By John Cadogan
The announcement by Australasian New Car Assessment Program boss Lauchlan McIntosh took place at the Alfred Hospital in Melbourne yesterday, two weeks after the final crash test that elevated the Benz vans from four stars to five.
According to ANCAP, compared with people in a five-star vehicle, those in a three-star car are 1.6 times more likely to suffer serious injury in a crash, while those in a one-star car face 2.4 times greater risk.
Mr McIntosh told CarAdvice, “One in every two fatalities in a poorly performing van could be prevented if the occupant had been in a four- or five-star vehicle”.
ANCAP test program manager Michael Paine put it more bluntly, categorising the star ratings as “five star”, “four star” and “unacceptable” in the pre-test briefing a fortnight ago.
When questioned, he said there is so much choice among highly rated entrants to make the purchase of a vehicle with three stars or less unjustifiable on safety grounds.
To earn five stars, vehicles must pass three crash tests – an offset front crash simulating a head-on collision at 64km/h, a side impact with a 500kg sled at 50km/h, and a pole impact with a 250mm diameter steel pole supported by an immovable concrete block. It must also come equipped with ESC.
This third (pole impact) test is applicable only to potential five-star candidates. The side-on impact takes place level with the driver’s head, and at 29km/h experts like Michael Paine say such a crash in the real world – into a tree or pole, sideways, at the same speed – would almost certainly be fatal in vehicles without curtain airbags or head-protecting side airbags.
Although the Viano is equipped as standard with curtain airbags, the Vito is not.
Ken Matthews, managing director of Mercedes-Benz’s Commercial Vehicles, says the company will consider fitting them as standard from January but says the van market is extremely price-sensitive.
At present a Vito with head-protecting curtain airbags is an $800 option on top of the vehicle’s $39,490 list price. The top-selling Toyota HiAce, which rates three stars, sells from $34,540, and the Mitsubishi Express, at a lowly one star, is priced from just $24,590.
Mr McIntosh says commercial vehicle safety ratings are an OH&S issue.
“There is a legal obligation on companies and fleet managers to ensure a safe workplace.

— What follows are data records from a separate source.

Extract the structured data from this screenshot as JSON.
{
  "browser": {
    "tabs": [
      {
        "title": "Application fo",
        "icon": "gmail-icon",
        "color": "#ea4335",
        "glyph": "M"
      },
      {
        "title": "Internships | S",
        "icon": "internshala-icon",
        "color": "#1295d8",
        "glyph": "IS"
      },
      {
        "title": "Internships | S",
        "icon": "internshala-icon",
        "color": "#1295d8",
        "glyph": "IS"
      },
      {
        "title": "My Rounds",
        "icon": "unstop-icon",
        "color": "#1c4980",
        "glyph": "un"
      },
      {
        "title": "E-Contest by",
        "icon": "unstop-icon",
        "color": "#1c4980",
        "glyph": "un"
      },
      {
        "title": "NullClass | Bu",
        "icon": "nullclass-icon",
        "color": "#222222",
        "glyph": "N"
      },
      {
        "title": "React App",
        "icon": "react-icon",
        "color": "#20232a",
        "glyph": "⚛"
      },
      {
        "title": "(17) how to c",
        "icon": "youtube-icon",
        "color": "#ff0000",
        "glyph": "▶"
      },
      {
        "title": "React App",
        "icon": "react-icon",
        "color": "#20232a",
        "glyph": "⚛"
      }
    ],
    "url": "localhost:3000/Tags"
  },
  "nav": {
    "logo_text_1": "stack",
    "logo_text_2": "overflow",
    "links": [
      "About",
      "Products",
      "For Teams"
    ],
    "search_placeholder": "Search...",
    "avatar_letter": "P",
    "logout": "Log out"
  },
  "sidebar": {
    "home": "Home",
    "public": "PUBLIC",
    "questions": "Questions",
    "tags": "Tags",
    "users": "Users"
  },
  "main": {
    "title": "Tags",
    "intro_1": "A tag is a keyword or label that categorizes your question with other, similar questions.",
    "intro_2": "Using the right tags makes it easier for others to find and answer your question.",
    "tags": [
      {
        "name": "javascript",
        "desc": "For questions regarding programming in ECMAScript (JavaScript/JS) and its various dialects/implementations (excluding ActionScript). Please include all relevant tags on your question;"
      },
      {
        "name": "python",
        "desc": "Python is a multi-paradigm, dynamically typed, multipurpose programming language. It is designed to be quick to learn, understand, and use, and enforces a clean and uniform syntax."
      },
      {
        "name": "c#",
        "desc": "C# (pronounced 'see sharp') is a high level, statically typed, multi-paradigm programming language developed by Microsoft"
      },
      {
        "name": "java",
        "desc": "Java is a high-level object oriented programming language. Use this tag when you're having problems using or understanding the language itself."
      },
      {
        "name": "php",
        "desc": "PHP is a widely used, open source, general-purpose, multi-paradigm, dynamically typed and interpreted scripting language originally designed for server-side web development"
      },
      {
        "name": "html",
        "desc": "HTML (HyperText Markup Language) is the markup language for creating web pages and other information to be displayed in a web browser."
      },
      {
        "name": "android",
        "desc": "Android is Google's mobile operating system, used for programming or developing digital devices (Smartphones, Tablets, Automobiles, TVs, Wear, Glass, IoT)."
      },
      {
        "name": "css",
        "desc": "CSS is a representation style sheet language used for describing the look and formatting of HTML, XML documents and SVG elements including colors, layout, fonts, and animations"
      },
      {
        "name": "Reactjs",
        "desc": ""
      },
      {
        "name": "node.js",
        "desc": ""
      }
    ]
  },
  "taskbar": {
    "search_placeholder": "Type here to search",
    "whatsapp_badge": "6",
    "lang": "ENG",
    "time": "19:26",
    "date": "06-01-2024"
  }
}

We urge fleet purchasers to factor vehicle safety ratings into their purchasing policies,” he said.
The five-star Mercedes-Benz Vito and Viano sit above the Hyundai iLoad van and iMax people mover, and the Volkswagen Caddy and Transporter, all on four stars.
ANCAP has tested a total of nine vans, with the remaining five rating below four stars.